"The Board of Health overstepped the boundaries of its lawfully delegated authority when it promulgated the portion cap rule to curtail the consumption of soda drinks," Justice Dianne T. Renwick wrote in the . "It therefore violated the state principle of separation of powers."
The decision was a blow for the city's Board of Health, which had met significant opposition from the food and beverage industry for its move to change unhealthful food habits through portion-size regulation.
A lower court judge overturned the ban in March on the grounds that Bloomberg's regulations of the sale of the drinks at restaurants, movie theaters and other food service establishments were "arbitrary and capricious." City officials immediately appealed.
In May 2012, Bloomberg introduced the limits, which would have required food service establishments to cap sugary beverages at 16 ounces. Though the industry called the regulations flawed, some researchers who study the effect of sugar and sugary beverages on health say the government must intervene if sugar consumption is to be cut in the U.S.
More than half of adults in New York City are obese or overweight, Dr. Thomas Farley, the city's health commissioner, has said. He blames sweetened drinks for rising obesity rates. Harvard's Walter Willett concurs. As he told The Salt in January, "It's impossible to eat 17 teaspoons of sugar, but it's very easy to drink at 20-ounce soda with 17 teaspoons of sugar."
While they wait for the next appeals process to be resolved, major soda drinkers might consider switching to diet soda. As Allison Aubrey reported, two recent studies show that swapping Coke for Diet Coke may make a difference for people trying to manage their weight.
Let's look at three things.
First, Barclay failed to mention that the soda ban has plenty of loopholes. For example, convenience and grocery stores would have been exempt, able to dispense jumbo-size sodas while smaller mom & pop bodegas would not. That would create a competitive advantage for larger national chains, like 7-Eleven, while harming small retailers. Indeed, the lawsuit in question was filed by the New York Statewide Coalition of Hispanic Chambers of Commerce in large part because of that fact.
Milk-based sugary drinks, like lattes, were also exempt, proving a boon to coffee chains like Starbucks.
Secondly, you'll notice that Barclay pits the underlying struggle as one supposedly pitting apolitical scientists and well-meaning public servants versus the soda "industry," again, even though it was a Hispanic chamber of commerce that filed suit.
In other words, a group of hardworking minority businessmen take on the wealthy, liberal white mayor of a major metropolitan city and win, not once, but twice in court. Barclay, however, fails to obtain a reaction from the victorious plaintiff, the New York Statewide Coalition of Hispanic Chambers of Commerce?

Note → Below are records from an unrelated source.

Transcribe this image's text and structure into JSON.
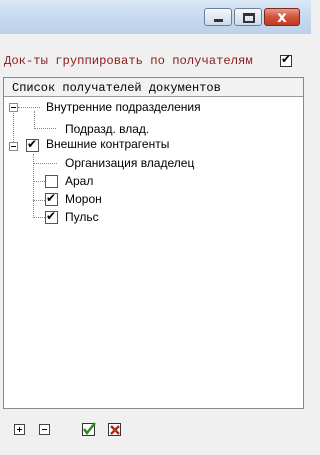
{
  "window": {
    "close_glyph": "x"
  },
  "options": {
    "group_by_recipient_label": "Док-ты группировать по получателям",
    "group_by_recipient_checked": true,
    "check_glyph": "✔"
  },
  "panel": {
    "header": "Список получателей документов"
  },
  "tree": {
    "internal": {
      "label": "Внутренние подразделения",
      "children": [
        "Подразд. влад."
      ]
    },
    "external": {
      "label": "Внешние контрагенты",
      "checked": true,
      "children": [
        {
          "label": "Организация владелец",
          "has_checkbox": false
        },
        {
          "label": "Арал",
          "checked": false
        },
        {
          "label": "Морон",
          "checked": true
        },
        {
          "label": "Пульс",
          "checked": true
        }
      ]
    }
  },
  "toolbar": {
    "items": [
      "expand-all",
      "collapse-all",
      "check-all",
      "uncheck-all"
    ],
    "colors": {
      "check_green": "#2f8a1f",
      "uncheck_red": "#c0201b"
    }
  }
}
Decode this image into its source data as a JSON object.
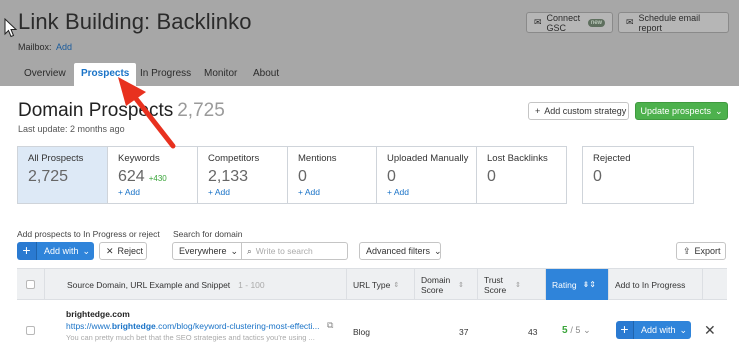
{
  "header": {
    "title": "Link Building: Backlinko",
    "mailbox_label": "Mailbox:",
    "mailbox_add": "Add",
    "connect_gsc": "Connect GSC",
    "new_badge": "new",
    "schedule_email": "Schedule email report"
  },
  "tabs": [
    {
      "label": "Overview"
    },
    {
      "label": "Prospects",
      "active": true
    },
    {
      "label": "In Progress"
    },
    {
      "label": "Monitor"
    },
    {
      "label": "About"
    }
  ],
  "main": {
    "title": "Domain Prospects",
    "count": "2,725",
    "last_update": "Last update: 2 months ago",
    "add_custom": "Add custom strategy",
    "update_prospects": "Update prospects"
  },
  "cards": [
    {
      "label": "All Prospects",
      "value": "2,725",
      "delta": "",
      "add": ""
    },
    {
      "label": "Keywords",
      "value": "624",
      "delta": "+430",
      "add": "+ Add"
    },
    {
      "label": "Competitors",
      "value": "2,133",
      "delta": "",
      "add": "+ Add"
    },
    {
      "label": "Mentions",
      "value": "0",
      "delta": "",
      "add": "+ Add"
    },
    {
      "label": "Uploaded Manually",
      "value": "0",
      "delta": "",
      "add": "+ Add"
    },
    {
      "label": "Lost Backlinks",
      "value": "0",
      "delta": "",
      "add": ""
    }
  ],
  "rejected": {
    "label": "Rejected",
    "value": "0"
  },
  "filters": {
    "add_prospects_label": "Add prospects to In Progress or reject",
    "search_domain_label": "Search for domain",
    "add_with": "Add with",
    "reject": "Reject",
    "scope": "Everywhere",
    "search_placeholder": "Write to search",
    "advanced": "Advanced filters",
    "export": "Export"
  },
  "table": {
    "col_source": "Source Domain, URL Example and Snippet",
    "col_source_range": "1 - 100",
    "col_url_type": "URL Type",
    "col_domain_score": "Domain Score",
    "col_trust_score": "Trust Score",
    "col_rating": "Rating",
    "col_add": "Add to In Progress",
    "rows": [
      {
        "domain": "brightedge.com",
        "url_prefix": "https://www.",
        "url_domain": "brightedge",
        "url_rest": ".com/blog/keyword-clustering-most-effecti...",
        "snippet": "You can pretty much bet that the SEO strategies and tactics you're using ...",
        "url_type": "Blog",
        "domain_score": "37",
        "trust_score": "43",
        "rating": "5",
        "rating_of": "/ 5",
        "add_with": "Add with"
      }
    ]
  },
  "colors": {
    "accent": "#2f84da",
    "green": "#4db14d",
    "arrow": "#e8311f"
  }
}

The liberal media love it when Hispanic groups slam the mostly-white, conservative national Republican Party for its skepticism of "immigration reform," but when it comes to Hispanic businessmen challenging a media darling like Mike Bloomberg, well, that's a different story.
Thirdly, absolutely missing-in-action from Barclay's story is any consideration of the sentiments of the average New York City consumer, many of whom no doubt strongly disagree with the soda ban, cheer the court's decision, and oppose the wasting of their hard-earned tax dollars to win this fight in a higher court.

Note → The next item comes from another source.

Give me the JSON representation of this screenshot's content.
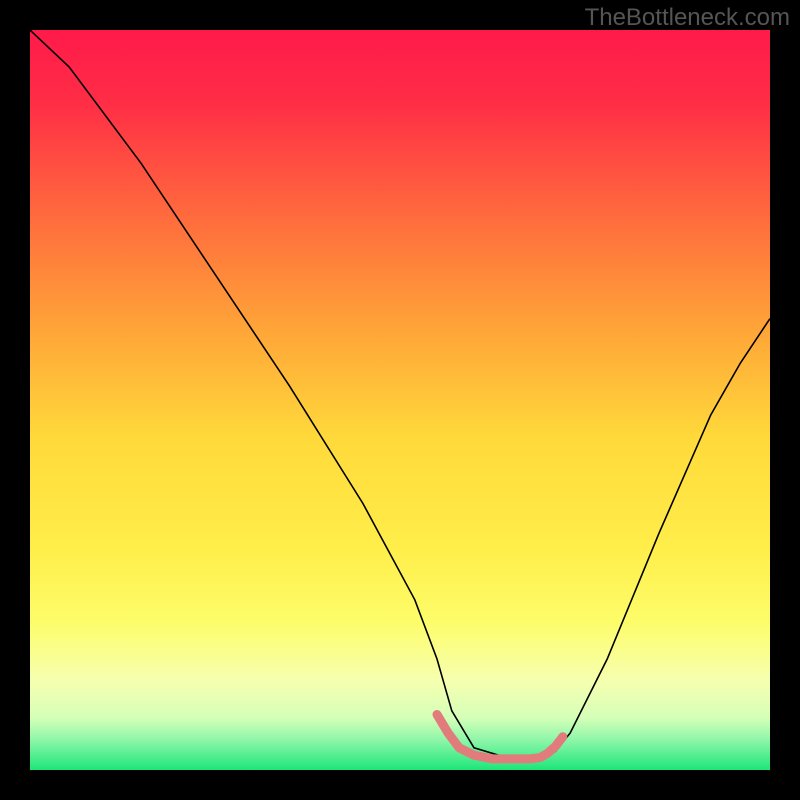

It's a complete dereliction of duty for a reporter assigned to a food blog which touts itself as "cover[ing] food news from the farm to the plate and beyond" with a "pinch of skepticism and a dash of fun."